#### Task
If a line in the entries below holds the string "Team", copy it.

#### Supplied records
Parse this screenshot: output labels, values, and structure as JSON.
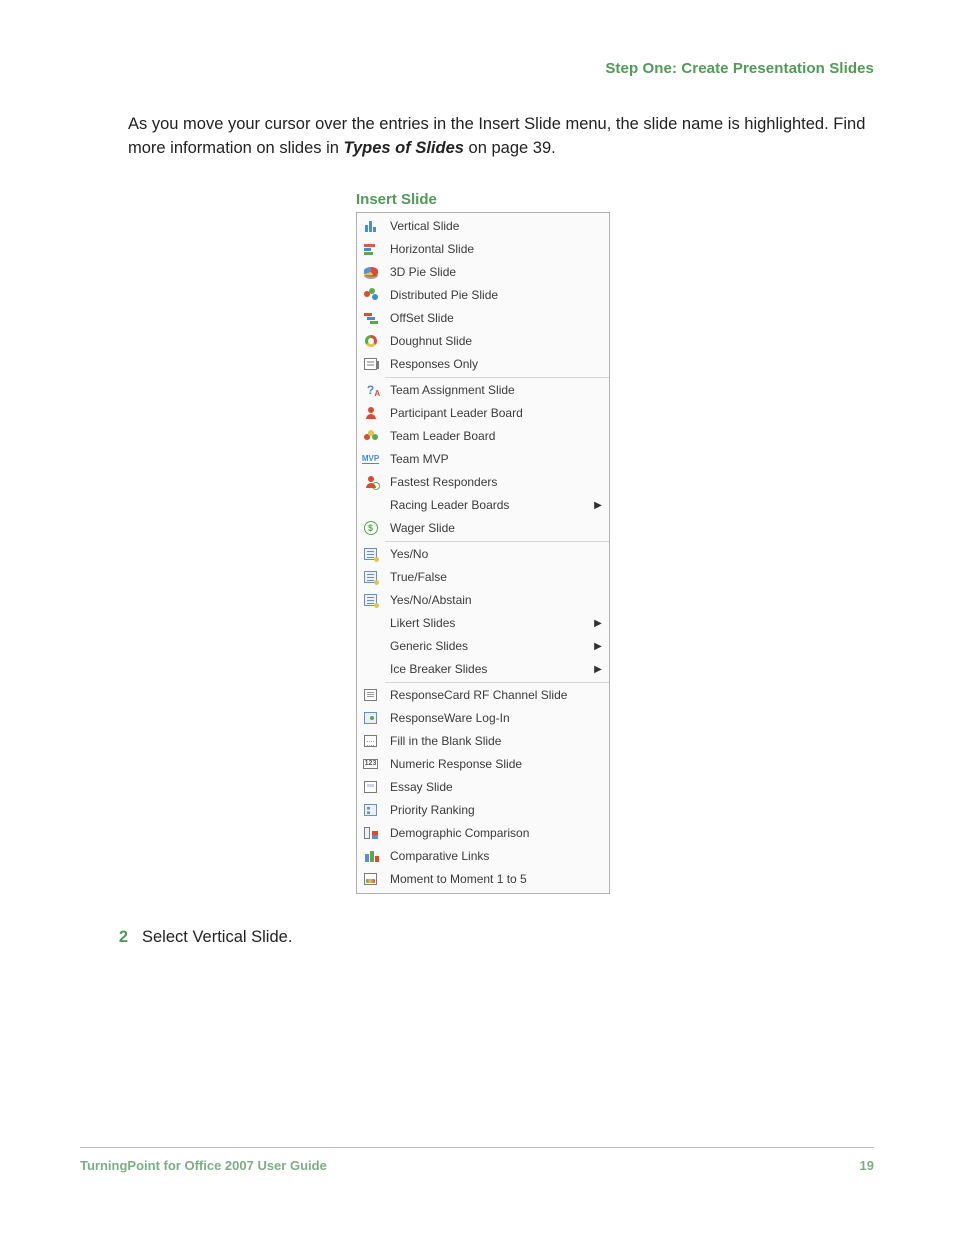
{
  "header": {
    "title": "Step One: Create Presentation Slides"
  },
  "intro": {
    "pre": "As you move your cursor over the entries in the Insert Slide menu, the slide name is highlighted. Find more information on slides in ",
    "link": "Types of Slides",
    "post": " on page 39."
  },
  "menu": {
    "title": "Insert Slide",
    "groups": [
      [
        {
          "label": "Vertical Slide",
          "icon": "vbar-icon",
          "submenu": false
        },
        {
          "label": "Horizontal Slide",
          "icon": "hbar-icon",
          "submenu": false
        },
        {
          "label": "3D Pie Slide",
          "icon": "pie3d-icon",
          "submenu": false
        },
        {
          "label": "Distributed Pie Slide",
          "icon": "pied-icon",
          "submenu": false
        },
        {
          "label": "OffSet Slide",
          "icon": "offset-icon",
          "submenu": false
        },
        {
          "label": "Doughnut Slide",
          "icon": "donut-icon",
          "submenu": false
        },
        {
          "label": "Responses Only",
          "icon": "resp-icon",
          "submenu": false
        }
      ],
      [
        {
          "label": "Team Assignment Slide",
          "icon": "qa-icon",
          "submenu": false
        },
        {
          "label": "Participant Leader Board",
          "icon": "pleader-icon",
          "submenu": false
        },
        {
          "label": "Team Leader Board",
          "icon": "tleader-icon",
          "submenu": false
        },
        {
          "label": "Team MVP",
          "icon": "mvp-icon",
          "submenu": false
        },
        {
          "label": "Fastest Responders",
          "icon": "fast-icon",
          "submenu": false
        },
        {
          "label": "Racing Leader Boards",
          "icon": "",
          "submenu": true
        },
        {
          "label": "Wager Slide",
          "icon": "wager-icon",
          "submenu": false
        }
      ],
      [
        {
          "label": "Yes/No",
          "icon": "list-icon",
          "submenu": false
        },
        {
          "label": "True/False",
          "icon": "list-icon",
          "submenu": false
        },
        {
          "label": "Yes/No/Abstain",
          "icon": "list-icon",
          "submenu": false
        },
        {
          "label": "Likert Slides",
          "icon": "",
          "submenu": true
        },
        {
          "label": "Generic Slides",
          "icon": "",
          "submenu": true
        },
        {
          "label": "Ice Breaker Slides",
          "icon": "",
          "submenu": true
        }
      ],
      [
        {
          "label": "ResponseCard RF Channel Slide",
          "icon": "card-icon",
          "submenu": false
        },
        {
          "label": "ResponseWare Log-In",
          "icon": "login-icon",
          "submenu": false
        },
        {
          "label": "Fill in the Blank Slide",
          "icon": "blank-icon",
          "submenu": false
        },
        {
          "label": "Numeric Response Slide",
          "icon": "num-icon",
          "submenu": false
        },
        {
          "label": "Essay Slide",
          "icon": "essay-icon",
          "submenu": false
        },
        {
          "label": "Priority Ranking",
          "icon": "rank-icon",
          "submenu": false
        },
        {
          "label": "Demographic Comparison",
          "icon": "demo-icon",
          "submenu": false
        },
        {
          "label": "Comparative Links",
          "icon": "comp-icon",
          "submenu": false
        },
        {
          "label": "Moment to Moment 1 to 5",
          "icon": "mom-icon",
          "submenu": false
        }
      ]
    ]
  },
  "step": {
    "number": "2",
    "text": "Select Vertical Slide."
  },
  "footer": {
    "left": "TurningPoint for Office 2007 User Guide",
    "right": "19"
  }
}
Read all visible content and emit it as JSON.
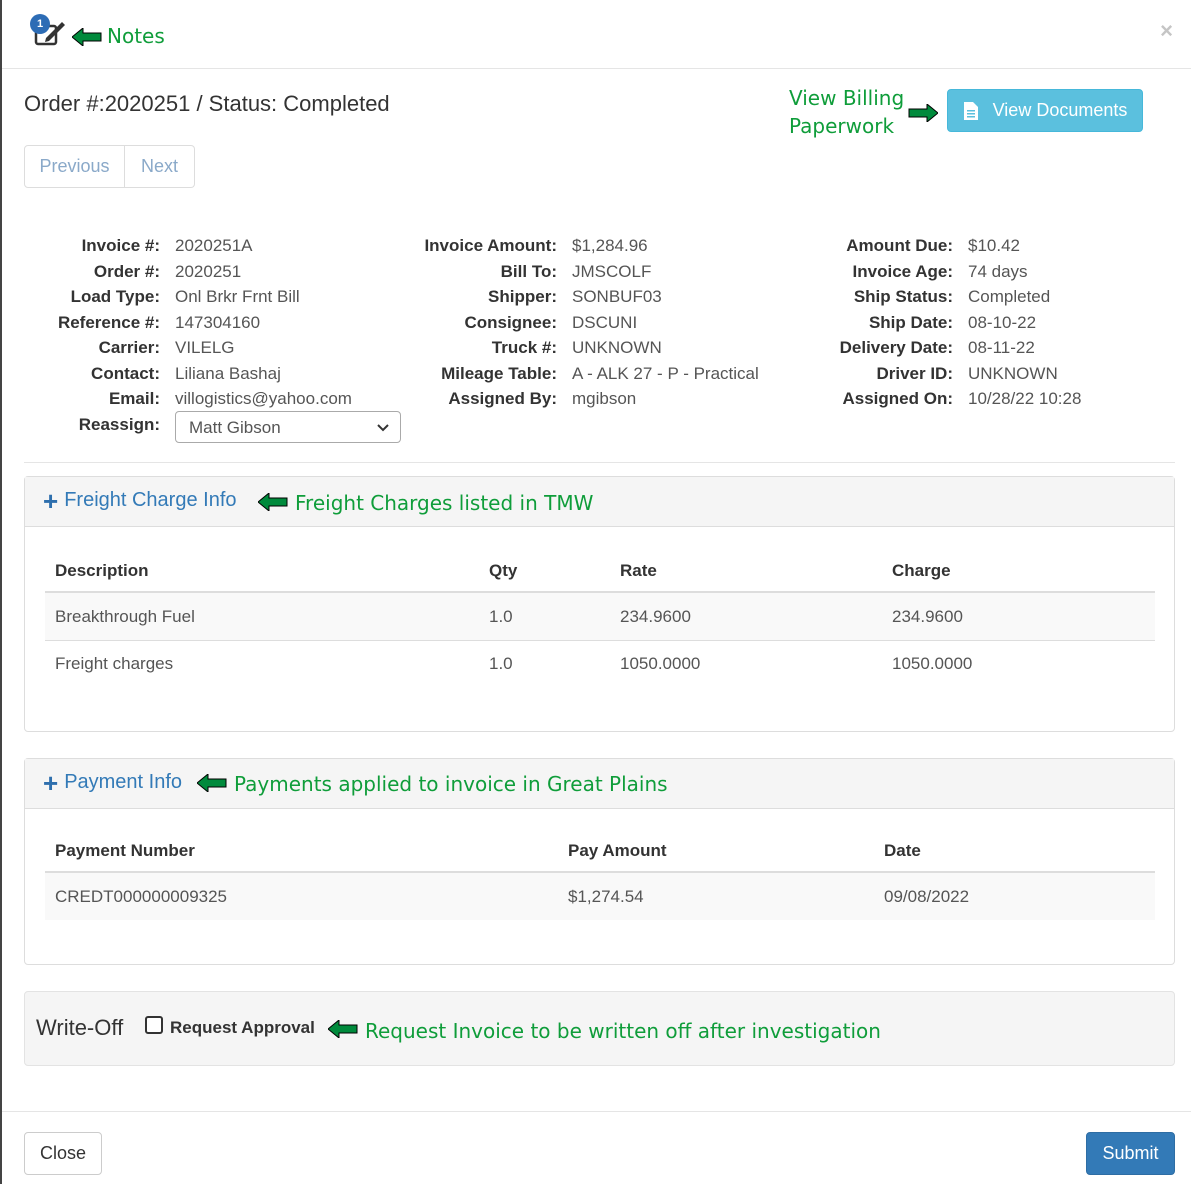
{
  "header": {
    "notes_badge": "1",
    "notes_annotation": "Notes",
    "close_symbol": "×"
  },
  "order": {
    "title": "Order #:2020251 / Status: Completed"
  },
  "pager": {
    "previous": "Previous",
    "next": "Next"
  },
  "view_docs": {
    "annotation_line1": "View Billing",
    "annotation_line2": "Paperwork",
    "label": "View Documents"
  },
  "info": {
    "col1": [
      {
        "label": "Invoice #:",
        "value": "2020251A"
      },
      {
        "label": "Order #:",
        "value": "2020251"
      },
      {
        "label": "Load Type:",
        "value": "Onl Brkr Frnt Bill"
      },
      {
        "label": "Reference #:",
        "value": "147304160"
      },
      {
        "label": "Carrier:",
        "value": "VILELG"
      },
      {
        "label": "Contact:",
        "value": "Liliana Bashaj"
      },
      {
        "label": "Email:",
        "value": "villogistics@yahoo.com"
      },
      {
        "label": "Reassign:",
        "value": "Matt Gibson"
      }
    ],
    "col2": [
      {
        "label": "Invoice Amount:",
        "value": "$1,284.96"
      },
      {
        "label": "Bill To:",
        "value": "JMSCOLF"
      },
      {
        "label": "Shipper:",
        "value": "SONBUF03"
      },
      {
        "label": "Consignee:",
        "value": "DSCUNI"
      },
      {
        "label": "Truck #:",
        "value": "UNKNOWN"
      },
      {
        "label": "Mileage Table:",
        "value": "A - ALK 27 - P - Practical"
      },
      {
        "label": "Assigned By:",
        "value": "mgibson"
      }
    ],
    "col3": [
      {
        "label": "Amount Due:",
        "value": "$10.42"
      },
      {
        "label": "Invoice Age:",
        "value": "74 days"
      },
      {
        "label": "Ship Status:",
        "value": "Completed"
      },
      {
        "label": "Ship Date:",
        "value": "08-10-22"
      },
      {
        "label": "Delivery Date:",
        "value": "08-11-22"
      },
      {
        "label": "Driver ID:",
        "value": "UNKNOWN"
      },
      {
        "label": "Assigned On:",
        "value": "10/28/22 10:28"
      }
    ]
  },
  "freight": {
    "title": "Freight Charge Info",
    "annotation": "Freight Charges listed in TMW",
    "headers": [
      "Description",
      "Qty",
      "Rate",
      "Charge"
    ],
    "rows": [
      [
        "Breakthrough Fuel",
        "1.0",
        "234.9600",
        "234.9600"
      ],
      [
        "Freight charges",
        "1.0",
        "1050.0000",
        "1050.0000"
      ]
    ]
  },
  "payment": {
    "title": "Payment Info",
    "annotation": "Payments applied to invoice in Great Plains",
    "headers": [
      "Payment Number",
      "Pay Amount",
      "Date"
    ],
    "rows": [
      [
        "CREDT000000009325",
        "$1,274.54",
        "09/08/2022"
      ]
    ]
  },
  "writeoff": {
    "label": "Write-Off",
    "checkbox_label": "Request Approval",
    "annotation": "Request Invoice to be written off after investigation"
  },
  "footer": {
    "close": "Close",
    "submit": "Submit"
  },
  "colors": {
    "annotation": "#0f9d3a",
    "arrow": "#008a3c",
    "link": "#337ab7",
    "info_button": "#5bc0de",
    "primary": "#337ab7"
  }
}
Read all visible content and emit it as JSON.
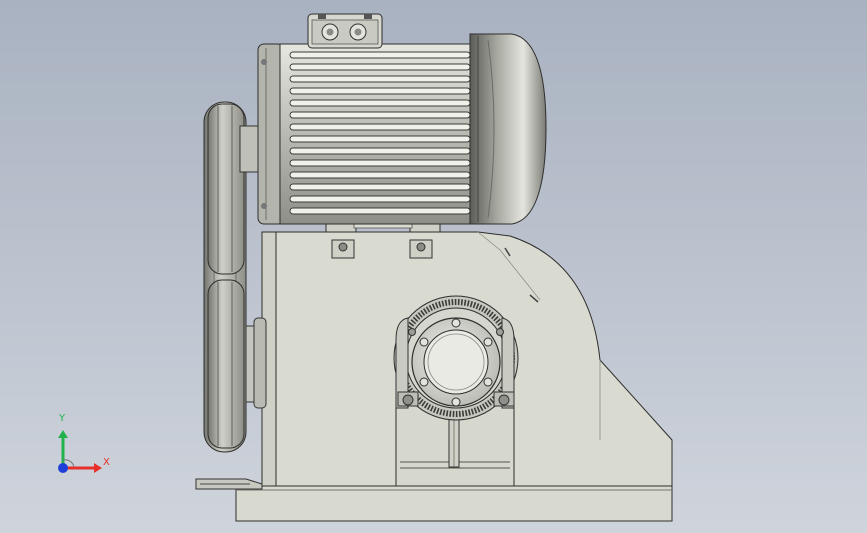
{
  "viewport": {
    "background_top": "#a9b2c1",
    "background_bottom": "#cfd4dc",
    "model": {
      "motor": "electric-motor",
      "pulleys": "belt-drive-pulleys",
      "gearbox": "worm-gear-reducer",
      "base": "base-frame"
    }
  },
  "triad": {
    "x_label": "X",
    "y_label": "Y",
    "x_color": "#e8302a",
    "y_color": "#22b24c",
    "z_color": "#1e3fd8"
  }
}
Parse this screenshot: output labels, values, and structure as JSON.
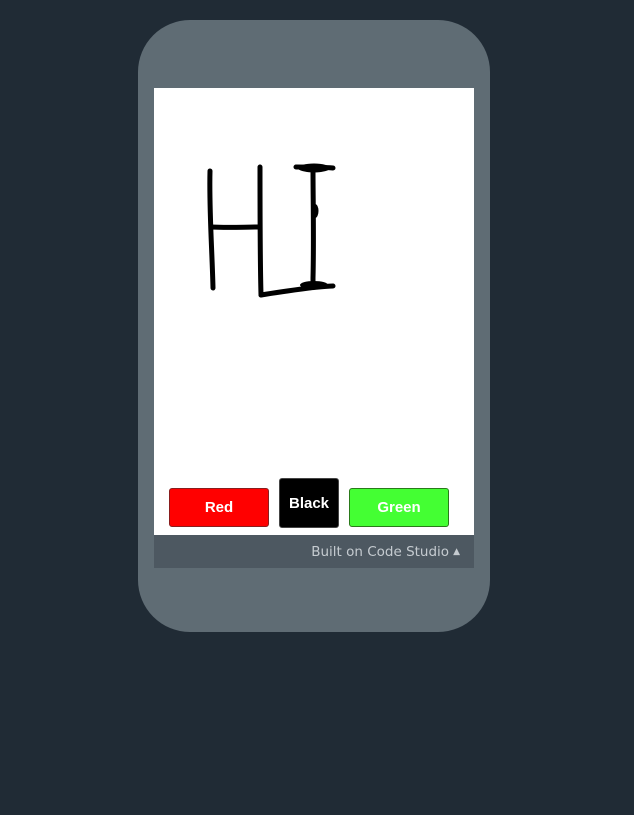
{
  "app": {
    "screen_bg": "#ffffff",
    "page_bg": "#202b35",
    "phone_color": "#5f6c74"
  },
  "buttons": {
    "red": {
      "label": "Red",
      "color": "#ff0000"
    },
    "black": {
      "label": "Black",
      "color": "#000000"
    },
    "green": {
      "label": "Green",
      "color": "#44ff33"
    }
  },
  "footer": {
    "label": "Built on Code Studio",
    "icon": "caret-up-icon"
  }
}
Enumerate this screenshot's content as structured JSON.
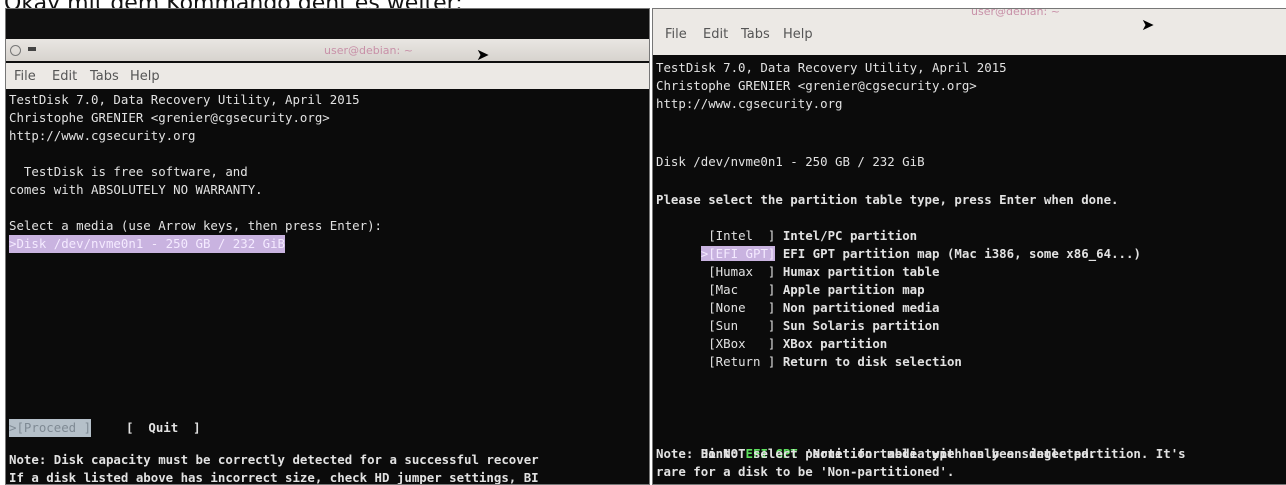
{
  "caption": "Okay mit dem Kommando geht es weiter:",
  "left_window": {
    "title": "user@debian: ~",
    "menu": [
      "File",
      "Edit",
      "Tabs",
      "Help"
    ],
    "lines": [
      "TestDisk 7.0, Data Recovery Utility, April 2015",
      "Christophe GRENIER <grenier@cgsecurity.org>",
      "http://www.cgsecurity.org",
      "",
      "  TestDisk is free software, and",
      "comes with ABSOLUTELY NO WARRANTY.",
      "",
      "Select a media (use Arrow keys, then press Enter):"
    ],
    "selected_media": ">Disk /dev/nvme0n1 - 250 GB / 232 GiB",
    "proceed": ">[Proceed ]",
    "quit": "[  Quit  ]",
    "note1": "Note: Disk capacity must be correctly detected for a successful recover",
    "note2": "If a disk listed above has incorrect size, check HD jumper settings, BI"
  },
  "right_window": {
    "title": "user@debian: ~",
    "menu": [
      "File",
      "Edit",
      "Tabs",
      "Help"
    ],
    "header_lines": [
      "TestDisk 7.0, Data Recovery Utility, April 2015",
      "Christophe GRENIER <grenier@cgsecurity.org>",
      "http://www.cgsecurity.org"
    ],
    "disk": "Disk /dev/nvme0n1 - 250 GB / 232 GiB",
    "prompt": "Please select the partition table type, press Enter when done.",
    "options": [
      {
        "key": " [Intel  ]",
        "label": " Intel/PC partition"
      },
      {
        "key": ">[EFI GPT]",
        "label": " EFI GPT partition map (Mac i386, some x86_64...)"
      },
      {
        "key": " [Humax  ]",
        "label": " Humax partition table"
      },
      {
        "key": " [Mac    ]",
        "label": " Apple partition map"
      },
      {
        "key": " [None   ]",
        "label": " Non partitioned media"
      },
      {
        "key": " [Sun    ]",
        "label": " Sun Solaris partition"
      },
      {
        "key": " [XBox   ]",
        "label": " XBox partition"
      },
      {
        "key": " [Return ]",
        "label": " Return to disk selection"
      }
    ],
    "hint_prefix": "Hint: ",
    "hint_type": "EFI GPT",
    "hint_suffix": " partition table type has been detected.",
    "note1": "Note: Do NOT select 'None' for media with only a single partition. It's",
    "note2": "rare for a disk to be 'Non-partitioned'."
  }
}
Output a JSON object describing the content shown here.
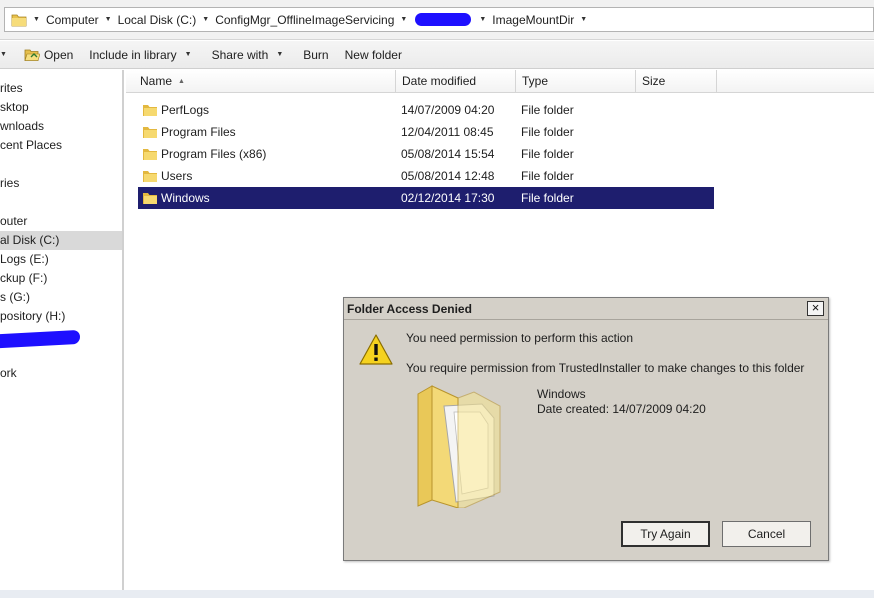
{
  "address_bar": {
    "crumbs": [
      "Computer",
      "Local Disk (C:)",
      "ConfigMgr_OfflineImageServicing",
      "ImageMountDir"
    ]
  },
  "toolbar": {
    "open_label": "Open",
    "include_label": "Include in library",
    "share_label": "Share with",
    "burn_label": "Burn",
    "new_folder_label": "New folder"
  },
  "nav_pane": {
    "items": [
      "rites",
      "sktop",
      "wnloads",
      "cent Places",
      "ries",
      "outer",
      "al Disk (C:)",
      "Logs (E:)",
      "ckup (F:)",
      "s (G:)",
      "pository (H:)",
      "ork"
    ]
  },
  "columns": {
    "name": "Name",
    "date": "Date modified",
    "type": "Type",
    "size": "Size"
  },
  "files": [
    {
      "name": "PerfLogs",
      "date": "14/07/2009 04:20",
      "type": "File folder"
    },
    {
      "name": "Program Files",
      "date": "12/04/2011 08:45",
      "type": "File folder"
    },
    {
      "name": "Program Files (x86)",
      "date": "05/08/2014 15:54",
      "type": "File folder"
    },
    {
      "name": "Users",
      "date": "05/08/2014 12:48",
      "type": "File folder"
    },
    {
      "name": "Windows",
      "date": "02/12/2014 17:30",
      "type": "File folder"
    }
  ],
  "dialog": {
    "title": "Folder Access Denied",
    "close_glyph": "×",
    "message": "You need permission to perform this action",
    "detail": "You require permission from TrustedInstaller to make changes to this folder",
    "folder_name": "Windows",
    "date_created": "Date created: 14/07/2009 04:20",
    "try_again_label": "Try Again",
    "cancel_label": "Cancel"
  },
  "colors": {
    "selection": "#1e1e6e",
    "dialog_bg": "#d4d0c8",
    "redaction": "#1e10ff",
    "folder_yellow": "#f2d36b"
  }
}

#### Solution for this task
          "label": "Team Assignment Slide",
          "label": "Team Leader Board",
          "label": "Team MVP",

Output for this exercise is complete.